“The loss of these crew members hits across the entire ship with great significance,” said Capt. Buzz Donnelly, Ronald Reagan’s commanding officer. “On behalf of the entire crew of USS Ronald Reagan, I extend heartfelt prayers and sincere condolences to the families and friends of the three shipmates we lost.”
Less than a week after the tragic crash, the Navy has not moved to suspend or pause flight operations for the aging Greyhound, the service’s carrier onboard delivery platform for personnel and logistics.
Flanders noted that the current batch of the aircraft, C-2A(R), which began flying for the Navy in the mid-1980s, has an almost unprecedented safety record. There has been only one previous fatality — a tragic 1988 mishap in which an individual walked into the aircraft’s prop arc.
“This mishap was the first of its kind in several decades,” Flanders said of the most recent crash.
The Greyhounds now flying for the Navy recently underwent a service-life extension program that was completed in 2015. The transports are set to be retired and replaced by Navy-variant CMV-22 Ospreys in the mid-2020s.
- Veterans Can Now Apply for VA Identification Cards
- CORRECTED: Tricare Says No Increase for Most Pregnancy Costs in 2018
- Thunderbirds Commander Fired for 'Loss of Confidence'
- US Army to Field New Sidearm Down to Team Leader Level
- Army Reserve Officer Gets 4 Years for Defrauding Government
How a Christmas-gift-to-be turned into a booming vet-owned business
Looking for the perfect gift for the salty veteran in your life and fast running out of ideas? Put those 72 koozies down and check out Medals of America.
This wounded warrior is turning steel into gold in Alabama
Colin Wayne went from an Army National Guardsman to a fitness model to...a steel worker? Wayne’s company, Redline Steel, creates art from steel.
3 leadership lessons that will take you from the battlefield to the boardroom
Col. Ted Studdard never imagined he'd have a 25-year career in the Marines, but he's got some pro tips to share now that he's a bonafide "mustang."
How a soldier went to war with his unique brand of Cuban-style cigars

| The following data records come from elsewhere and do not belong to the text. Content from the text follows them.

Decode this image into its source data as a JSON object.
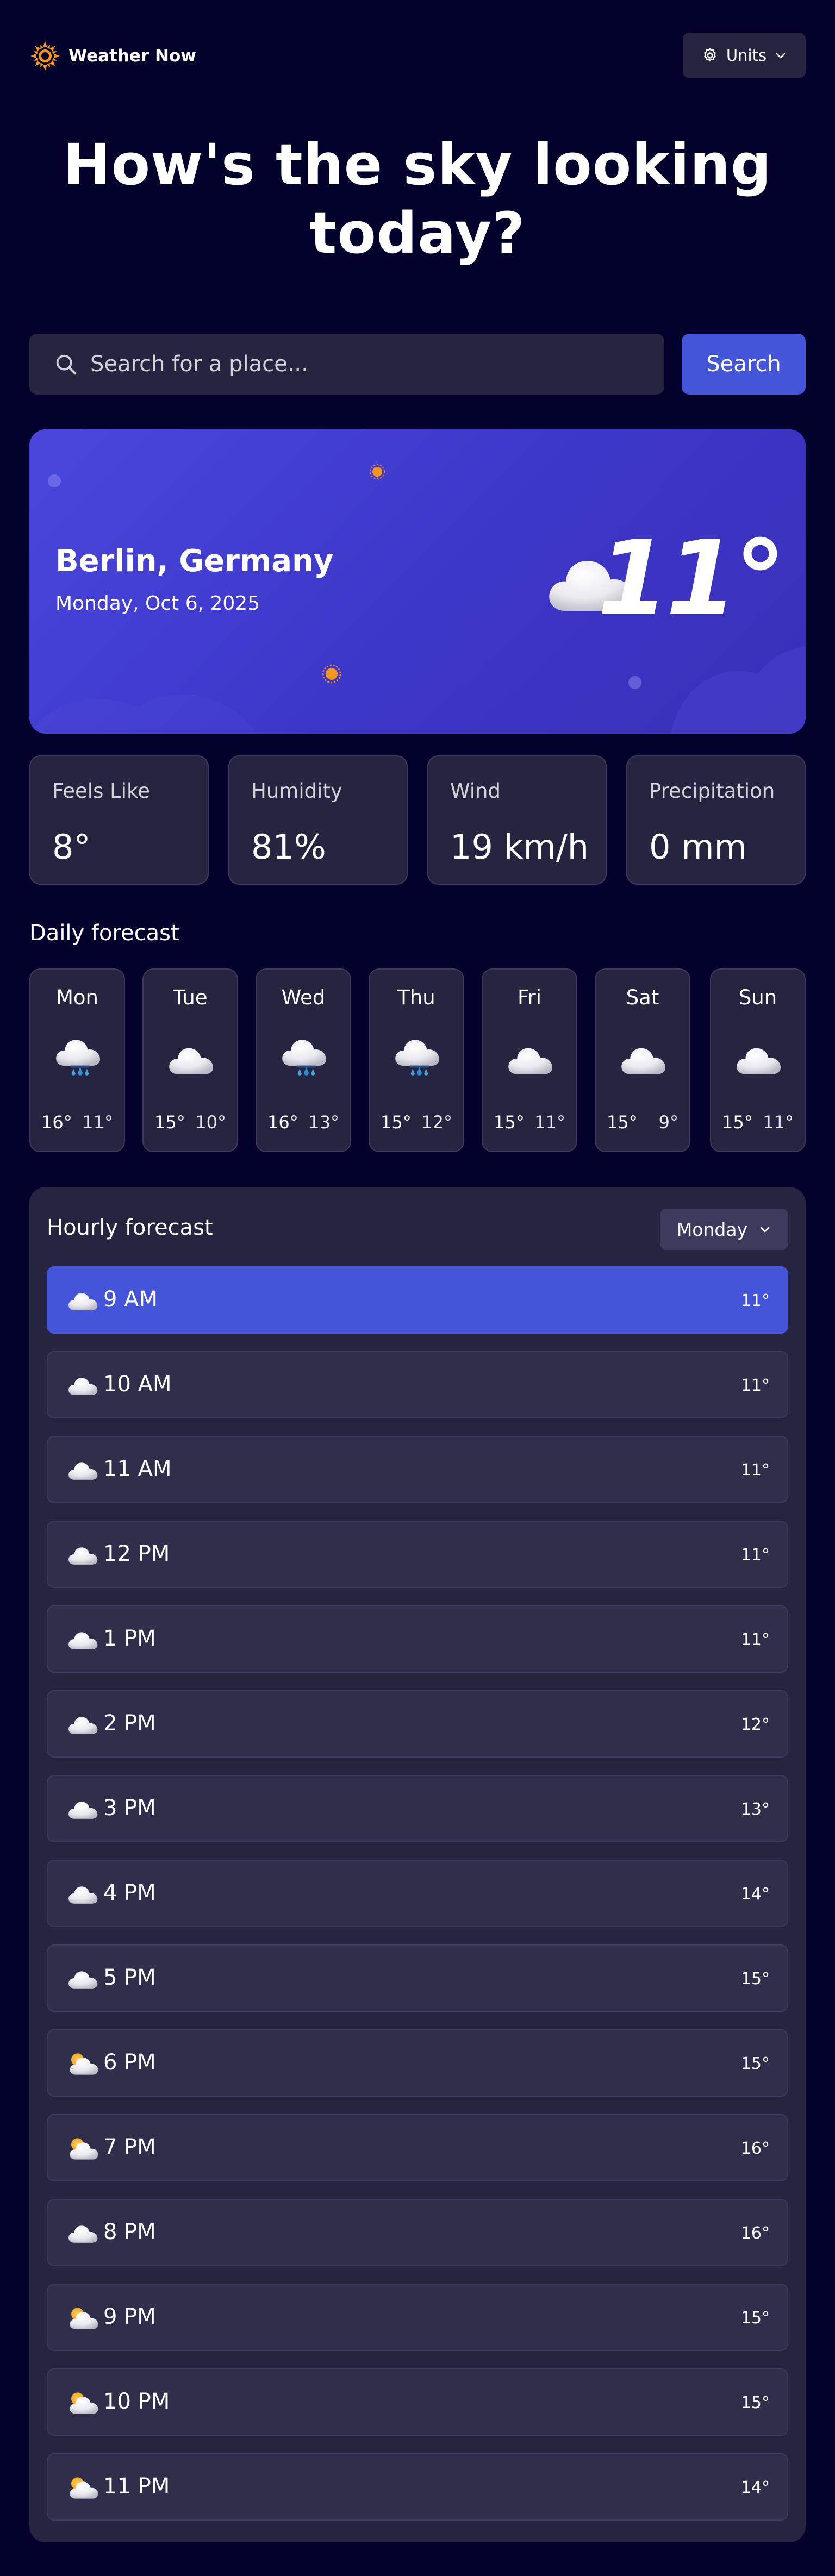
{
  "app": {
    "name": "Weather Now"
  },
  "header": {
    "units_label": "Units"
  },
  "headline": {
    "line1": "How's the sky looking",
    "line2": "today?"
  },
  "search": {
    "placeholder": "Search for a place...",
    "button_label": "Search"
  },
  "current": {
    "location": "Berlin, Germany",
    "date": "Monday, Oct 6, 2025",
    "temperature": "11°",
    "icon": "cloud-icon"
  },
  "stats": [
    {
      "label": "Feels Like",
      "value": "8°"
    },
    {
      "label": "Humidity",
      "value": "81%"
    },
    {
      "label": "Wind",
      "value": "19 km/h"
    },
    {
      "label": "Precipitation",
      "value": "0 mm"
    }
  ],
  "daily": {
    "title": "Daily forecast",
    "days": [
      {
        "day": "Mon",
        "high": "16°",
        "low": "11°",
        "icon": "rain-cloud-icon"
      },
      {
        "day": "Tue",
        "high": "15°",
        "low": "10°",
        "icon": "cloud-icon"
      },
      {
        "day": "Wed",
        "high": "16°",
        "low": "13°",
        "icon": "rain-cloud-icon"
      },
      {
        "day": "Thu",
        "high": "15°",
        "low": "12°",
        "icon": "rain-cloud-icon"
      },
      {
        "day": "Fri",
        "high": "15°",
        "low": "11°",
        "icon": "cloud-icon"
      },
      {
        "day": "Sat",
        "high": "15°",
        "low": "9°",
        "icon": "cloud-icon"
      },
      {
        "day": "Sun",
        "high": "15°",
        "low": "11°",
        "icon": "cloud-icon"
      }
    ]
  },
  "hourly": {
    "title": "Hourly forecast",
    "selected_day": "Monday",
    "hours": [
      {
        "time": "9 AM",
        "temp": "11°",
        "icon": "cloud-icon",
        "active": true
      },
      {
        "time": "10 AM",
        "temp": "11°",
        "icon": "cloud-icon"
      },
      {
        "time": "11 AM",
        "temp": "11°",
        "icon": "cloud-icon"
      },
      {
        "time": "12 PM",
        "temp": "11°",
        "icon": "cloud-icon"
      },
      {
        "time": "1 PM",
        "temp": "11°",
        "icon": "cloud-icon"
      },
      {
        "time": "2 PM",
        "temp": "12°",
        "icon": "cloud-icon"
      },
      {
        "time": "3 PM",
        "temp": "13°",
        "icon": "cloud-icon"
      },
      {
        "time": "4 PM",
        "temp": "14°",
        "icon": "cloud-icon"
      },
      {
        "time": "5 PM",
        "temp": "15°",
        "icon": "cloud-icon"
      },
      {
        "time": "6 PM",
        "temp": "15°",
        "icon": "partly-sunny-icon"
      },
      {
        "time": "7 PM",
        "temp": "16°",
        "icon": "partly-sunny-icon"
      },
      {
        "time": "8 PM",
        "temp": "16°",
        "icon": "cloud-icon"
      },
      {
        "time": "9 PM",
        "temp": "15°",
        "icon": "partly-sunny-icon"
      },
      {
        "time": "10 PM",
        "temp": "15°",
        "icon": "partly-sunny-icon"
      },
      {
        "time": "11 PM",
        "temp": "14°",
        "icon": "partly-sunny-icon"
      }
    ]
  },
  "colors": {
    "background": "#02012b",
    "card": "#262540",
    "accent": "#4455da",
    "sun": "#f5961e"
  }
}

Blanco Cigar, a company built and run by a first generation American with Cuban roots, has its ups and downs, but generated over a million dollars in 2017.
6 crazy things actually found in boot camp amnesty boxes

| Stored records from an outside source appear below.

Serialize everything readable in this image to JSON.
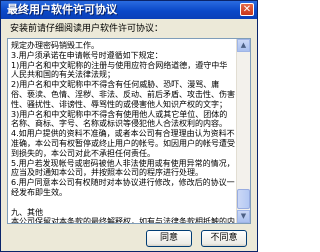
{
  "window": {
    "title": "最终用户软件许可协议",
    "close_symbol": "✕"
  },
  "prompt": "安装前请仔细阅读用户软件许可协议：",
  "license_text": "规定办理密码销毁工作。\n3.用户须承诺在申请帐号时遵循如下规定：\n1)用户名和中文昵称的注册与使用应符合网络道德，遵守中华人民共和国的有关法律法规；\n2)用户名和中文昵称中不得含有任何威胁、恐吓、漫骂、庸俗、亵渎、色情、淫秽、非法、反动、前后矛盾、攻击性、伤害性、骚扰性、诽谤性、辱骂性的或侵害他人知识产权的文字；\n3)用户名和中文昵称中不得含有使用他人或其它单位、团体的名称、商标、字号、名称或标识等侵犯他人合法权利的内容。\n4.如用户提供的资料不准确，或者本公司有合理理由认为资料不准确，本公司有权暂停或终止用户的帐号。如因用户的帐号遭受到损失的，本公司对此不承担任何责任。\n5.用户若发现帐号或密码被他人非法使用或有使用异常的情况，应当及时通知本公司，并按照本公司的程序进行处理。\n6.用户同意本公司有权随时对本协议进行修改，修改后的协议一经发布即生效。\n\n九、其他\n本公司保留对本条款的最终解释权，如有与法律条款相抵触的内容，以法律条款为准。",
  "buttons": {
    "agree": "同意",
    "disagree": "不同意"
  },
  "scrollbar": {
    "up_symbol": "▲",
    "down_symbol": "▼"
  }
}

Upon arriving at boot camp, the staff gives newbies a chance to toss prohibited items into the "amnesty box." Want to know what's inside?
Why your next battle buddy might be a robot armed with a railgun
The Army has quite a Christmas wishlist for Uncle Sam Claus, and it's filled with all kinds of goodies like robots, light tanks, and lasers.
Here's why some Corpsmen are considered Marines, and some aren't
A sailor earning respect from a Marine is a tough challenge. It's a special privilege to have a Marine tell you happy birthday each Nov. 10.
Here are the changes to the combat uniform the Army is testing right now
The Army will be testing new uniforms and boots beginning in 2018, better suited for hotter environments. Here's what's different about them.
The Navy will pump out more attack subs to counter Russia and China
The Navy had previously decided to slow production of Virginia-Class submarines, but has now decided to produce more in order to keep up with rivals.